This is supported by new research from consultancy firm Fable Data, which shows a surge in spending during the first two weeks of August; a marked improvement on the same period last year, the FT reports.
As such, the UK experienced its first annual growth in spending since it went into lockdown at the tail end of March.
July retail sales also saw a return to growth, as volumes increased by 3.6% when compared with June, according to the ONS. The figure is also 3% above pre-pandemic levels in February 2020.
In the restaurant sector, the second week of the Eat Out to Help Out (EOTHO) initiative saw a 30% increase in sales compared with the week before the scheme started, research from Fourth revealed last week.

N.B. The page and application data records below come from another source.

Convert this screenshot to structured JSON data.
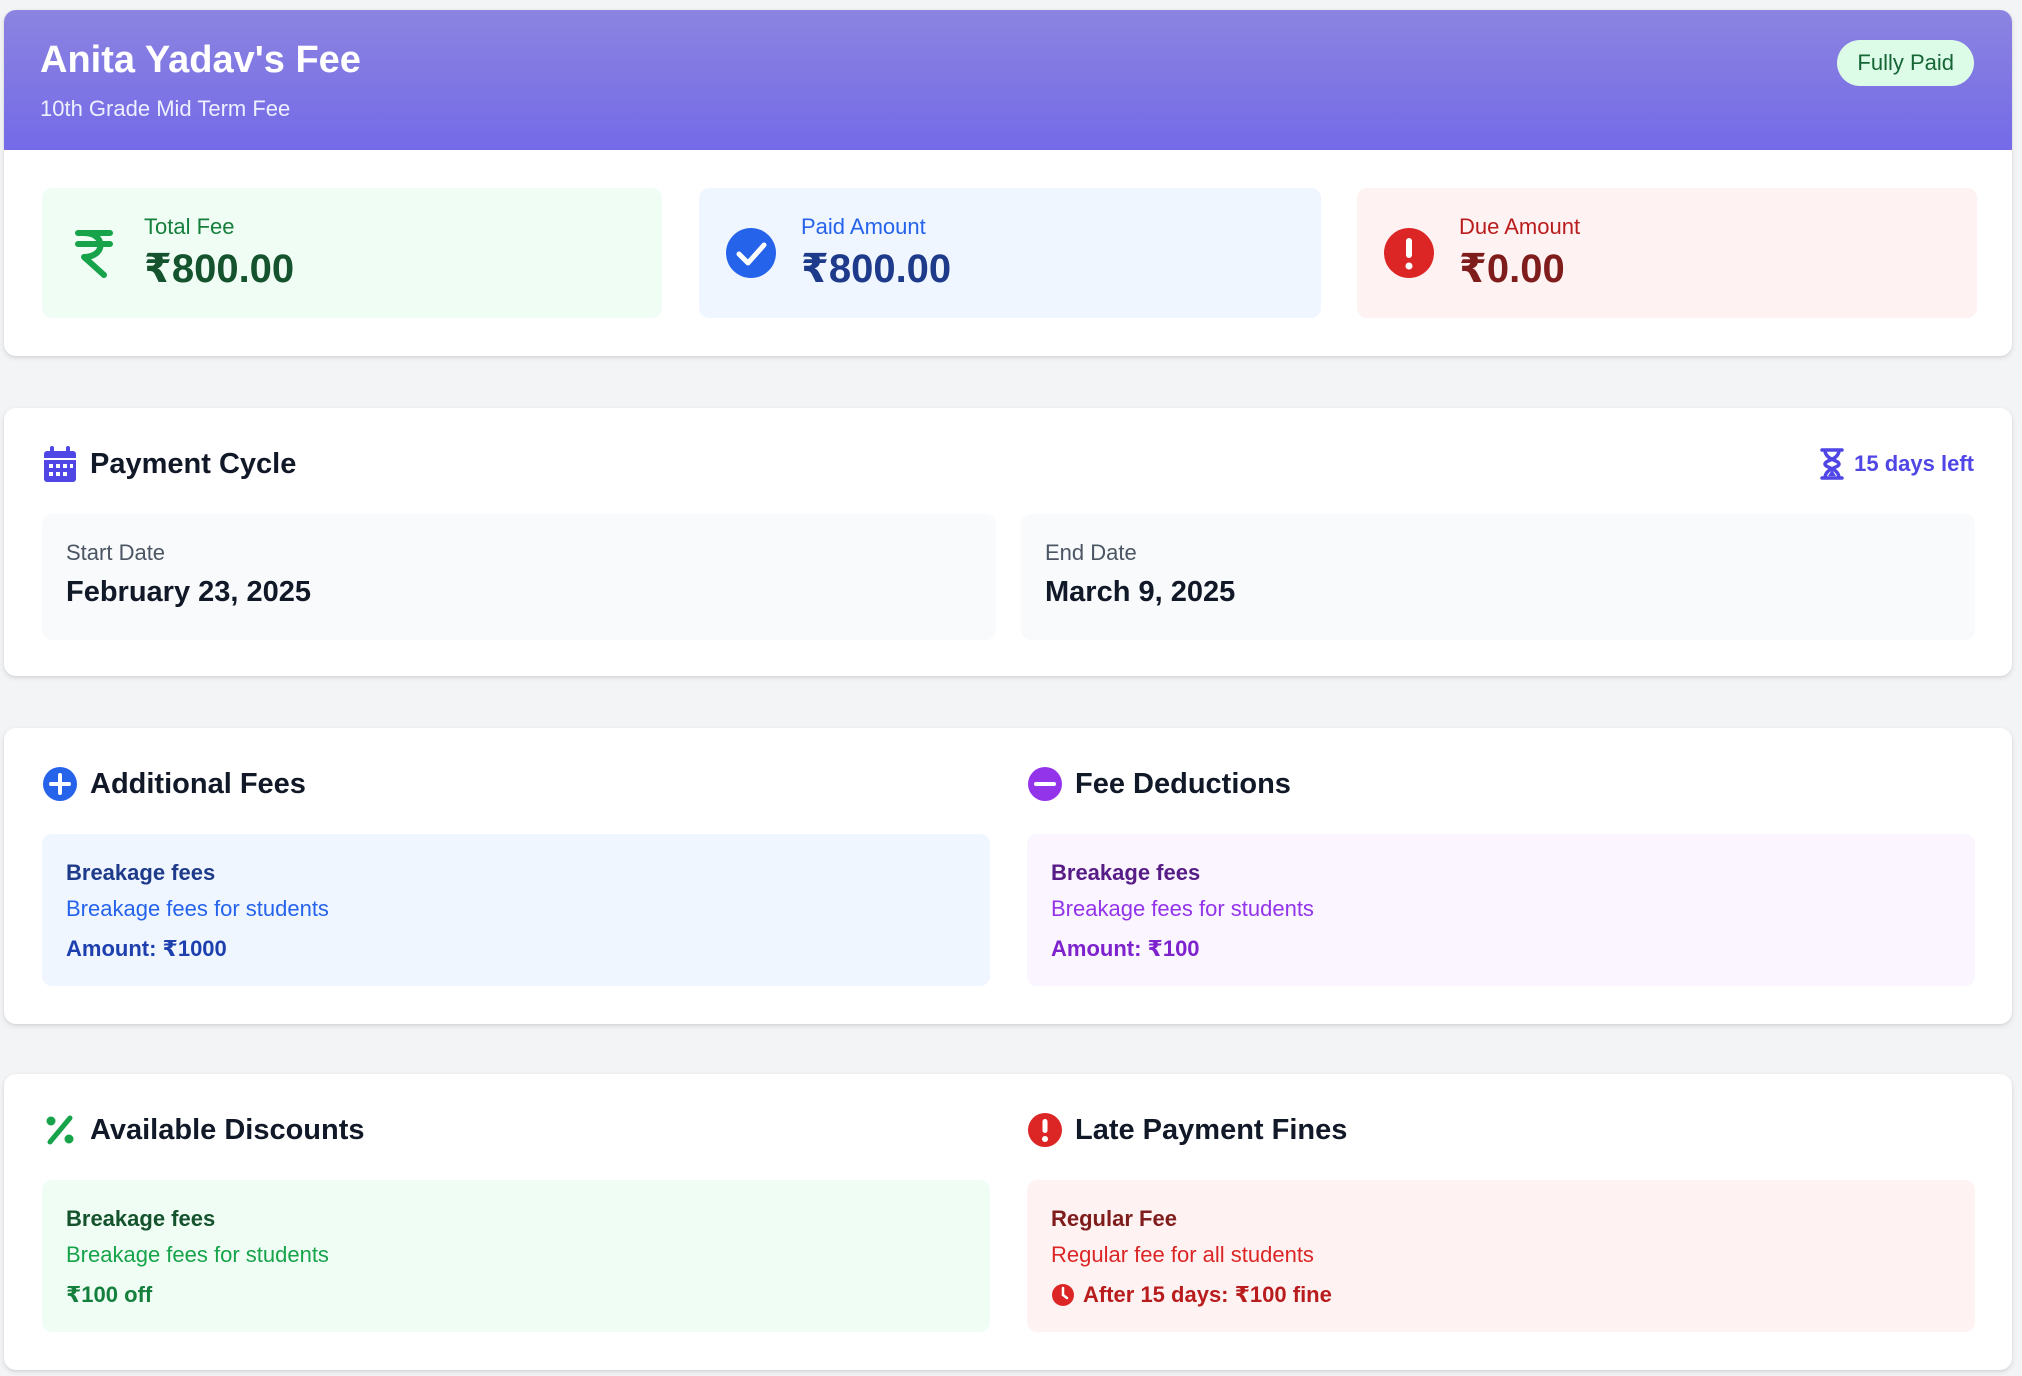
{
  "header": {
    "title": "Anita Yadav's Fee",
    "subtitle": "10th Grade Mid Term Fee",
    "status_badge": "Fully Paid"
  },
  "stats": {
    "total": {
      "label": "Total Fee",
      "amount": "₹800.00",
      "icon": "rupee-icon"
    },
    "paid": {
      "label": "Paid Amount",
      "amount": "₹800.00",
      "icon": "check-circle-icon"
    },
    "due": {
      "label": "Due Amount",
      "amount": "₹0.00",
      "icon": "alert-circle-icon"
    }
  },
  "payment_cycle": {
    "title": "Payment Cycle",
    "days_left": "15 days left",
    "start_label": "Start Date",
    "start_date": "February 23, 2025",
    "end_label": "End Date",
    "end_date": "March 9, 2025"
  },
  "additional_fees": {
    "title": "Additional Fees",
    "items": [
      {
        "name": "Breakage fees",
        "description": "Breakage fees for students",
        "amount": "Amount: ₹1000"
      }
    ]
  },
  "fee_deductions": {
    "title": "Fee Deductions",
    "items": [
      {
        "name": "Breakage fees",
        "description": "Breakage fees for students",
        "amount": "Amount: ₹100"
      }
    ]
  },
  "discounts": {
    "title": "Available Discounts",
    "items": [
      {
        "name": "Breakage fees",
        "description": "Breakage fees for students",
        "amount": "₹100 off"
      }
    ]
  },
  "late_fines": {
    "title": "Late Payment Fines",
    "items": [
      {
        "name": "Regular Fee",
        "description": "Regular fee for all students",
        "rule": "After 15 days: ₹100 fine"
      }
    ]
  },
  "colors": {
    "header_gradient_top": "#8b84e0",
    "header_gradient_bottom": "#756ae8",
    "accent_indigo": "#4f46e5",
    "success_green": "#16a34a",
    "info_blue": "#2563eb",
    "danger_red": "#dc2626",
    "purple": "#9333ea"
  }
}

The spike in consumer demand led to an increase in the hours worked by employees in the industry, as the total hours scheduled between Monday-Wednesday of the opening week jumped 17% from the previous week – with pubs accounting for a 13% increase, restaurants 33%, and QSR 15%.

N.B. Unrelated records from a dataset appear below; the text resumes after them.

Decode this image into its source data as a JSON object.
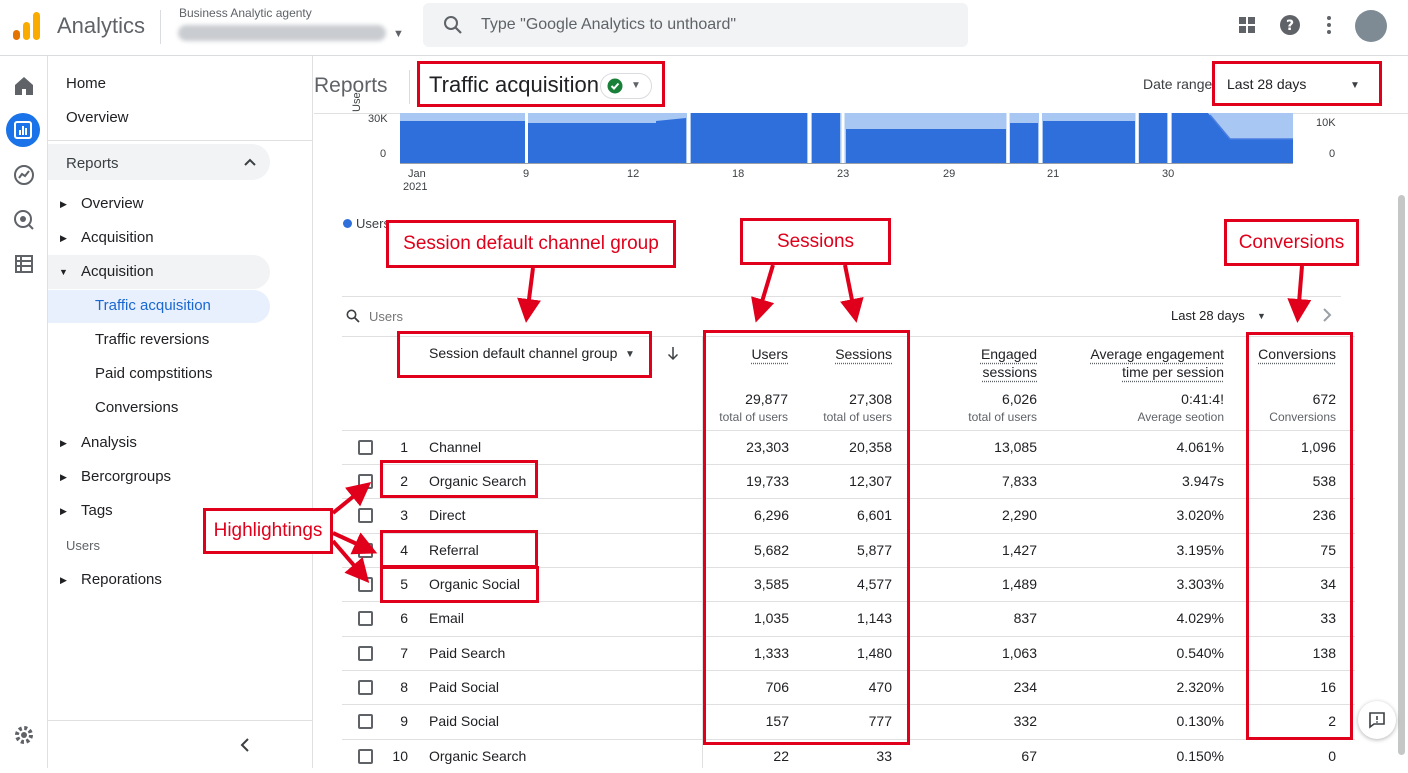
{
  "topbar": {
    "app_title": "Analytics",
    "account_label": "Business Analytic agenty",
    "search_placeholder": "Type \"Google Analytics to unthoard\""
  },
  "nav": {
    "home": "Home",
    "overview": "Overview",
    "reports": "Reports",
    "items": [
      "Overview",
      "Acquisition",
      "Acquisition"
    ],
    "sub_items": [
      "Traffic acquisition",
      "Traffic reversions",
      "Paid compstitions",
      "Conversions"
    ],
    "more_items": [
      "Analysis",
      "Bercorgroups",
      "Tags"
    ],
    "users_label": "Users",
    "last_item": "Reporations"
  },
  "header": {
    "reports": "Reports",
    "page_title": "Traffic acquisition",
    "date_range_label": "Date range",
    "date_range_value": "Last 28 days"
  },
  "chart": {
    "y_left_ticks": [
      "30K",
      "0"
    ],
    "y_left_label": "Use",
    "y_right_ticks": [
      "10K",
      "0"
    ],
    "x_ticks": [
      "Jan",
      "9",
      "12",
      "18",
      "23",
      "29",
      "21",
      "30"
    ],
    "x_year": "2021",
    "legend": "Users",
    "colors": {
      "dark": "#2f6fdc",
      "light": "#a8c7f2"
    }
  },
  "annotations": {
    "channel_group": "Session default channel group",
    "sessions": "Sessions",
    "conversions": "Conversions",
    "highlightings": "Highlightings"
  },
  "table": {
    "search_placeholder": "Users",
    "range": "Last 28 days",
    "dimension_header": "Session default channel group",
    "headers": {
      "users": "Users",
      "sessions": "Sessions",
      "engaged_1": "Engaged",
      "engaged_2": "sessions",
      "avg_1": "Average engagement",
      "avg_2": "time per session",
      "conversions": "Conversions"
    },
    "totals": {
      "users": "29,877",
      "users_sub": "total of users",
      "sessions": "27,308",
      "sessions_sub": "total of users",
      "engaged": "6,026",
      "engaged_sub": "total of users",
      "avg": "0:41:4!",
      "avg_sub": "Average seotion",
      "conversions": "672",
      "conversions_sub": "Conversions"
    },
    "rows": [
      {
        "idx": "1",
        "channel": "Channel",
        "users": "23,303",
        "sessions": "20,358",
        "engaged": "13,085",
        "avg": "4.061%",
        "conv": "1,096"
      },
      {
        "idx": "2",
        "channel": "Organic Search",
        "users": "19,733",
        "sessions": "12,307",
        "engaged": "7,833",
        "avg": "3.947s",
        "conv": "538"
      },
      {
        "idx": "3",
        "channel": "Direct",
        "users": "6,296",
        "sessions": "6,601",
        "engaged": "2,290",
        "avg": "3.020%",
        "conv": "236"
      },
      {
        "idx": "4",
        "channel": "Referral",
        "users": "5,682",
        "sessions": "5,877",
        "engaged": "1,427",
        "avg": "3.195%",
        "conv": "75"
      },
      {
        "idx": "5",
        "channel": "Organic Social",
        "users": "3,585",
        "sessions": "4,577",
        "engaged": "1,489",
        "avg": "3.303%",
        "conv": "34"
      },
      {
        "idx": "6",
        "channel": "Email",
        "users": "1,035",
        "sessions": "1,143",
        "engaged": "837",
        "avg": "4.029%",
        "conv": "33"
      },
      {
        "idx": "7",
        "channel": "Paid Search",
        "users": "1,333",
        "sessions": "1,480",
        "engaged": "1,063",
        "avg": "0.540%",
        "conv": "138"
      },
      {
        "idx": "8",
        "channel": "Paid Social",
        "users": "706",
        "sessions": "470",
        "engaged": "234",
        "avg": "2.320%",
        "conv": "16"
      },
      {
        "idx": "9",
        "channel": "Paid Social",
        "users": "157",
        "sessions": "777",
        "engaged": "332",
        "avg": "0.130%",
        "conv": "2"
      },
      {
        "idx": "10",
        "channel": "Organic Search",
        "users": "22",
        "sessions": "33",
        "engaged": "67",
        "avg": "0.150%",
        "conv": "0"
      }
    ]
  }
}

Further to this, it was announced that scores from the Barclaycard Payments’ SME Barometer jumped from 79 out of a possible 200 points at the start of Q2, to 95 points at the start of Q3.
It revealed that over a third (36%) of SMEs share a positive outlook for their own business during the third-quarter period, up 15% versus Q2. Across all sectors, SMEs predict a 5% increase in revenue for Q3 compared to Q2, which grows to 14% over the next 12 months.
Businesses reported, on average, a 14% decline in revenue for their second quarter, compared with the first quarter. The drop was half as severe as the predicted 28% decline.
Luke Davis, CEO and founder of SME investment firm IW Capital, said: “The latest feedback from the SME Barometer is very much what we have been seeing when interacting with small and medium-sized businesses in the post-COVID economy. This, of course, is a time of uncertainty but small enterprises are nimble and adaptive to their environment, so it is no surprise to see that their optimism is growing.”